■ **Records supplied**

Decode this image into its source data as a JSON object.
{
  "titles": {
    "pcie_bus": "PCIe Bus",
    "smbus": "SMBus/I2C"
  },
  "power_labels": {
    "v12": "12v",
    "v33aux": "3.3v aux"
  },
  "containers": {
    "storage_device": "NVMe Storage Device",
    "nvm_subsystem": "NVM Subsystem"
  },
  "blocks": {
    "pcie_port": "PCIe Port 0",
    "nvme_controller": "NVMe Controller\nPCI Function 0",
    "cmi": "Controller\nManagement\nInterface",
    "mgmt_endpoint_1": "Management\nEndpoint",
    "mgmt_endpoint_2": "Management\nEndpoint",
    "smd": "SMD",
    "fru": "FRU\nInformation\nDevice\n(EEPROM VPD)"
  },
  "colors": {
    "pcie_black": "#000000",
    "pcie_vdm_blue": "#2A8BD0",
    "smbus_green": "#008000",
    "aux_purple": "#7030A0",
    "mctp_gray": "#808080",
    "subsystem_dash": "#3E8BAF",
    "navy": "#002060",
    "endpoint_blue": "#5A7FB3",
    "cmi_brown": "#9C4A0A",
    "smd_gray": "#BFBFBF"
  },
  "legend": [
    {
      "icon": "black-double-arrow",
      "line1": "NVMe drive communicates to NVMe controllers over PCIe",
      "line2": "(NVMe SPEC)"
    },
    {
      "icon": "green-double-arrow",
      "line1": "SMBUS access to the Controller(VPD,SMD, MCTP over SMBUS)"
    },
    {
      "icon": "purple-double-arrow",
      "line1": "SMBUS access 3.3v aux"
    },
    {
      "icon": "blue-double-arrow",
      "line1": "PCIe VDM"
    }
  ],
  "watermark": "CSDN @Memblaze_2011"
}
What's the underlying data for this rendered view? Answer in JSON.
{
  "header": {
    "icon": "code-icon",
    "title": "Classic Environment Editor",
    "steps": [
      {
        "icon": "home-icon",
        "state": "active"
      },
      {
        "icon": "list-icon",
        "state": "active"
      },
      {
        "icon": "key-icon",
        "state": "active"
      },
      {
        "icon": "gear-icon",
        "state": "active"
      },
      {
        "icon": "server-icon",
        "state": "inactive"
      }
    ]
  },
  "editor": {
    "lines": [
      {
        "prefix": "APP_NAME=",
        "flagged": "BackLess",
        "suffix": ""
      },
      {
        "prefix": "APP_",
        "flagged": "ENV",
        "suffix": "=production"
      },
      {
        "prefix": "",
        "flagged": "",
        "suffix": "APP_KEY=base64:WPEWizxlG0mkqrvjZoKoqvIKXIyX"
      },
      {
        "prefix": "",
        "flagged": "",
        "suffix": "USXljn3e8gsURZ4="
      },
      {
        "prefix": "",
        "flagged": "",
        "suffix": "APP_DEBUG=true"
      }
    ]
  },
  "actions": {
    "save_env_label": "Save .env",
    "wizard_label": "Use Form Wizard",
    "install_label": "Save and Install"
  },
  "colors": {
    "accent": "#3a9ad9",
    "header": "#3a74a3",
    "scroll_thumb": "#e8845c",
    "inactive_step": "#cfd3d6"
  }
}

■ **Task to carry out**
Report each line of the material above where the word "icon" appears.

■ **Answer box**
      "icon": "black-double-arrow",
      "icon": "green-double-arrow",
      "icon": "purple-double-arrow",
      "icon": "blue-double-arrow",
    "icon": "code-icon",
        "icon": "home-icon",
        "icon": "list-icon",
        "icon": "key-icon",
        "icon": "gear-icon",
        "icon": "server-icon",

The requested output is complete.